By Neil Gaiman
“Grown-ups don’t look like grown-ups on the inside either. Outside, they’re big and thoughtless and they always know what they’re doing. Inside, they look just like they always have. Like they did when they were your age. Truth is, there aren’t any grown-ups. Not one, in the whole wide world.”
Magical, haunting, honest, and slightly unsettling, Neil Gaiman nails the short novel that manages to stick in the back of your mind and heart for years to come. The Ocean at the End of the Lane is the story of a man who experienced some very peculiar things as a child. He comes back to visit his boyhood home, and the memories (both terrible and wondrous) come flooding back. While fantastical in nature, the story is true at its heart. Because it’s not really about creatures from other worlds or incredible experiences or impossible people. It’s about the frightening prospect of being a child who must one day become an adult. It’s about forgetting we once were children and then suddenly remembering it all over again.

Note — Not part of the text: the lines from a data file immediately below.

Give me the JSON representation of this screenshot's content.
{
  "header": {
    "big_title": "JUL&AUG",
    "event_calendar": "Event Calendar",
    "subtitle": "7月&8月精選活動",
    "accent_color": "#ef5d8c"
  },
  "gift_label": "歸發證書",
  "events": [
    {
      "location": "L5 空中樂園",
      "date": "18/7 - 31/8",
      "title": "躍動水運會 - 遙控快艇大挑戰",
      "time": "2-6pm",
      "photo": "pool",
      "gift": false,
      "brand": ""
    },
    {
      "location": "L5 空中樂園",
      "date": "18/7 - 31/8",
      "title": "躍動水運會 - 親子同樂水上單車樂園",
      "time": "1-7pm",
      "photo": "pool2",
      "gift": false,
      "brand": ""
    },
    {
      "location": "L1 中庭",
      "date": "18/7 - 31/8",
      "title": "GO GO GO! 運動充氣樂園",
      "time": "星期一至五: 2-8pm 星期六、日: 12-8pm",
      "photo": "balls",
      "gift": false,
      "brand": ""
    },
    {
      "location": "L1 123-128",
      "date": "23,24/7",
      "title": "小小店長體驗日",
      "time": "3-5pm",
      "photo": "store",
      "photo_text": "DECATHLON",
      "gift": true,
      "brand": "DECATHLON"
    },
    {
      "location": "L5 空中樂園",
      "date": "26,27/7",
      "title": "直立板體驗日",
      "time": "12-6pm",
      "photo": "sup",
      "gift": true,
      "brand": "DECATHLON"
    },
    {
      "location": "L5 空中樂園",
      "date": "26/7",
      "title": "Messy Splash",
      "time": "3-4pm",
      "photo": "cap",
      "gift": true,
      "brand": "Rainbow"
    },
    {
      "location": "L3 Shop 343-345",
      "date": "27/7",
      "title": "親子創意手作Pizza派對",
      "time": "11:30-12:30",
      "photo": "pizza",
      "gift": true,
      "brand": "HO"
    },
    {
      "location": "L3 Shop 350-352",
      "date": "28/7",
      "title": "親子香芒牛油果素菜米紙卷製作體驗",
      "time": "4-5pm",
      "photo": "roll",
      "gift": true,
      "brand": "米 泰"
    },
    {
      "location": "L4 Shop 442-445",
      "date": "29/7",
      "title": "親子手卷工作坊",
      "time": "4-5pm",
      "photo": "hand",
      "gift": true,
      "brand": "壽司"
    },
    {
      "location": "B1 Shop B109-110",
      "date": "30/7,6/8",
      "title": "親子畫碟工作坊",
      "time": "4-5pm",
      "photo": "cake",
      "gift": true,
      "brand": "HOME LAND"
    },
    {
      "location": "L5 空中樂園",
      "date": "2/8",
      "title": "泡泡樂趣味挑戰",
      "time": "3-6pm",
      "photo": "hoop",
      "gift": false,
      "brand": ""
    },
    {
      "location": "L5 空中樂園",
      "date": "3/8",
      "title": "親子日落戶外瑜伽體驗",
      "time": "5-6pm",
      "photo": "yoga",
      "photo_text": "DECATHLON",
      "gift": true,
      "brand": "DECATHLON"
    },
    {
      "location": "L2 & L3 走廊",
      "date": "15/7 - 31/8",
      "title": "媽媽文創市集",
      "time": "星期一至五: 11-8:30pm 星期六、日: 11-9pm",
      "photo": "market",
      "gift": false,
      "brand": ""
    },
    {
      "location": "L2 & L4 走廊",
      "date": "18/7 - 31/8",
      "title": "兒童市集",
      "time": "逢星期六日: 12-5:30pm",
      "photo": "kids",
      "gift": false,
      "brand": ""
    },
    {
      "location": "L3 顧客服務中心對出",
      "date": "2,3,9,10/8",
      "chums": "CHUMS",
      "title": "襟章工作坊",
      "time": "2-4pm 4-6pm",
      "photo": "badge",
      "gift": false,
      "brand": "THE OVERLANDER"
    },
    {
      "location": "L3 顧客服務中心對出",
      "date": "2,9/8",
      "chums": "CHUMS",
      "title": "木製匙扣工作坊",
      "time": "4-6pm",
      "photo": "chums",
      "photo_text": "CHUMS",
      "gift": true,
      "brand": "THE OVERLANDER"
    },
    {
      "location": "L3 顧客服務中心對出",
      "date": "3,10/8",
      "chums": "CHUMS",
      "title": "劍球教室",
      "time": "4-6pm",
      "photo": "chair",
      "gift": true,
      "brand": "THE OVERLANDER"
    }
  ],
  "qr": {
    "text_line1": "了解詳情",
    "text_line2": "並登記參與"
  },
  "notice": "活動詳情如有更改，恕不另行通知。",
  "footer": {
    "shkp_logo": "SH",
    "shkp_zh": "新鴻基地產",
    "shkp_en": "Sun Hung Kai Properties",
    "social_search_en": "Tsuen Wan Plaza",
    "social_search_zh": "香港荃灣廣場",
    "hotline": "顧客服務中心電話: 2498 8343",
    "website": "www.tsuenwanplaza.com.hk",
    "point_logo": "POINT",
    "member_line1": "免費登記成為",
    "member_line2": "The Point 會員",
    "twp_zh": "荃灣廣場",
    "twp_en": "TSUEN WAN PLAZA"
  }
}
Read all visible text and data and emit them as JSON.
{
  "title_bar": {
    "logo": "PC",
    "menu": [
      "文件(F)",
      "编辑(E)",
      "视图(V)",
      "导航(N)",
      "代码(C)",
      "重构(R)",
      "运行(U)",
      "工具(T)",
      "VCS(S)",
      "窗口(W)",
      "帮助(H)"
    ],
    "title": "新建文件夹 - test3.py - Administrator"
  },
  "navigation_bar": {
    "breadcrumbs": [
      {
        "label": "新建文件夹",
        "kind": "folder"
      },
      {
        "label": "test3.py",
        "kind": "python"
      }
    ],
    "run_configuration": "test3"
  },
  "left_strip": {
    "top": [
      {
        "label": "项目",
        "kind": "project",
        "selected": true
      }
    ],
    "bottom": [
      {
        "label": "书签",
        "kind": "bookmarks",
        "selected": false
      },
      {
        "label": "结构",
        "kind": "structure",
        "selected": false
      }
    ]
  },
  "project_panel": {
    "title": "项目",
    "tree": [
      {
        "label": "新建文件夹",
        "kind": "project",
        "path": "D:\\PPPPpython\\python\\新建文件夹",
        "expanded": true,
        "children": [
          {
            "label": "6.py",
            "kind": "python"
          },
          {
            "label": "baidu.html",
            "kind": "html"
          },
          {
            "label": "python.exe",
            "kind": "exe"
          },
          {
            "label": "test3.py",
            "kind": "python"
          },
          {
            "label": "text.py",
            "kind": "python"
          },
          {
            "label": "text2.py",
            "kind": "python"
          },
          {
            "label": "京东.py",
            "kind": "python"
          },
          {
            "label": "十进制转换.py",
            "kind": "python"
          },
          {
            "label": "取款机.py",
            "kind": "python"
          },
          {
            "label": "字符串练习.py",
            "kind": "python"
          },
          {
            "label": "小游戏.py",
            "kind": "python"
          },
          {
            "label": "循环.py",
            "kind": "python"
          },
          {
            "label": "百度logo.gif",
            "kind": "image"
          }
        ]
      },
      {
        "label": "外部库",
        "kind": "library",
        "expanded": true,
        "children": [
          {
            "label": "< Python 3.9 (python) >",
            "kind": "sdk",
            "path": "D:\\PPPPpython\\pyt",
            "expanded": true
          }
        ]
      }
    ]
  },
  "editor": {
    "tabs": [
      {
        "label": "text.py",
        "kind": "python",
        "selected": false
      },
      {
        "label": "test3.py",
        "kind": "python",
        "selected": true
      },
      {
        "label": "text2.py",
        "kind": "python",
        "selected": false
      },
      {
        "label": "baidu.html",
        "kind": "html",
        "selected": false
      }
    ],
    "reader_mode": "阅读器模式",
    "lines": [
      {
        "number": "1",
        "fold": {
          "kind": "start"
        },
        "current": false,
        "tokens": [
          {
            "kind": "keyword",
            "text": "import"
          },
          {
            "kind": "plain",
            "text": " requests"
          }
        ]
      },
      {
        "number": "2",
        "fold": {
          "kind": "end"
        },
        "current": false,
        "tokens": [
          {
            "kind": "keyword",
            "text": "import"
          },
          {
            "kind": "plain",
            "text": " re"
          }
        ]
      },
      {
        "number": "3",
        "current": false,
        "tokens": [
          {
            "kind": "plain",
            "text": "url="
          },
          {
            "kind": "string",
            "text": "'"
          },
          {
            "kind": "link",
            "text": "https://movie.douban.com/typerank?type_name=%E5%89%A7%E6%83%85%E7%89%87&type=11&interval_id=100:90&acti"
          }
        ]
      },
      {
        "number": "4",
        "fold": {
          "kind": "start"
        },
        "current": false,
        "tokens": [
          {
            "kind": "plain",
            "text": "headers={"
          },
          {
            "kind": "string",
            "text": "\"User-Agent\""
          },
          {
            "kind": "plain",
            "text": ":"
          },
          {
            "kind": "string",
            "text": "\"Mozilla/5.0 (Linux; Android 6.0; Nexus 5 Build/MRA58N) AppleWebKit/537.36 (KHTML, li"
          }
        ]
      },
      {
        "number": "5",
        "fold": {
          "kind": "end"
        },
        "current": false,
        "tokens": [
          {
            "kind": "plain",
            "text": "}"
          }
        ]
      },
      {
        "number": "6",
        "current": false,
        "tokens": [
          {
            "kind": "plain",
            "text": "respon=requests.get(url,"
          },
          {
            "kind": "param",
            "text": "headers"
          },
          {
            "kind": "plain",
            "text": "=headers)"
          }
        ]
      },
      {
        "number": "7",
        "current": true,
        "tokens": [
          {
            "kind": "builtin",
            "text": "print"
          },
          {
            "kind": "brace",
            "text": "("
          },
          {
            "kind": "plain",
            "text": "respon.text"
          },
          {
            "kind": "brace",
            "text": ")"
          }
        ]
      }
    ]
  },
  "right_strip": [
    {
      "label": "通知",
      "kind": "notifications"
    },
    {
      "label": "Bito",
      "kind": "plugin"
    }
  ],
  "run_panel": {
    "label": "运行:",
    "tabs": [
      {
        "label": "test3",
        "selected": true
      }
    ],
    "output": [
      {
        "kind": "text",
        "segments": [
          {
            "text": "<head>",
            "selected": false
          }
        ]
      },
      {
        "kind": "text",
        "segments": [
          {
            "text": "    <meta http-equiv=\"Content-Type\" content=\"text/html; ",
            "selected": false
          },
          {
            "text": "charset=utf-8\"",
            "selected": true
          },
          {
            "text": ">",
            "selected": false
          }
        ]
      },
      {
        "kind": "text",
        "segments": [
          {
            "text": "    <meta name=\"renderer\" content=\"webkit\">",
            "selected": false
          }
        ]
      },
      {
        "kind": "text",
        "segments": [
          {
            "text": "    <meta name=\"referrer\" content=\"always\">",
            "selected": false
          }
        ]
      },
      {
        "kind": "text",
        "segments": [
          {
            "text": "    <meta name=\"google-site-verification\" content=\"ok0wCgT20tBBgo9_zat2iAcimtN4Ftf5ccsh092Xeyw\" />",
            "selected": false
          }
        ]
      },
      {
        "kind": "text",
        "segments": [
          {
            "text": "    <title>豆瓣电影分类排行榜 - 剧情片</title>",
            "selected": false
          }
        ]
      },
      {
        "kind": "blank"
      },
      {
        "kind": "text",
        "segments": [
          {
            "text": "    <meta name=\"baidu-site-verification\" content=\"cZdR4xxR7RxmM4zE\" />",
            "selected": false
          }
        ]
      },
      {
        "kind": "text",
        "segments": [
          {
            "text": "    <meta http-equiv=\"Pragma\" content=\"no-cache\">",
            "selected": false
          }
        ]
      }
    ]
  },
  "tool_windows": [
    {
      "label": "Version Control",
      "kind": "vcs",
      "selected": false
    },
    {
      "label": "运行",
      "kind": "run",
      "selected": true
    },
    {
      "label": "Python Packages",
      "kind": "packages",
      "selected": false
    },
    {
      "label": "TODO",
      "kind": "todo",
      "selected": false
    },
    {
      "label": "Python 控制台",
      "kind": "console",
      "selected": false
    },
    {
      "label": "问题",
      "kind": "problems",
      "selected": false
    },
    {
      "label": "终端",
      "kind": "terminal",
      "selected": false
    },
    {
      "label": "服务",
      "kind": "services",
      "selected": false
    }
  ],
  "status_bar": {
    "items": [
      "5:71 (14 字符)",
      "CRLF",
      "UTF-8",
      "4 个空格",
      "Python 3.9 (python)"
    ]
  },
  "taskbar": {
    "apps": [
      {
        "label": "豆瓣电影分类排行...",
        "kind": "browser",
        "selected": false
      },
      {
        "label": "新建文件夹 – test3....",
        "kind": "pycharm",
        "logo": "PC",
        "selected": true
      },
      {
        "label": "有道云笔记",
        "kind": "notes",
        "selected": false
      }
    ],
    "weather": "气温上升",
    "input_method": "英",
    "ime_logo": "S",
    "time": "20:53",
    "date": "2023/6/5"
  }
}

It’s about the wisdom children sometimes have and the foolish adults who don’t listen.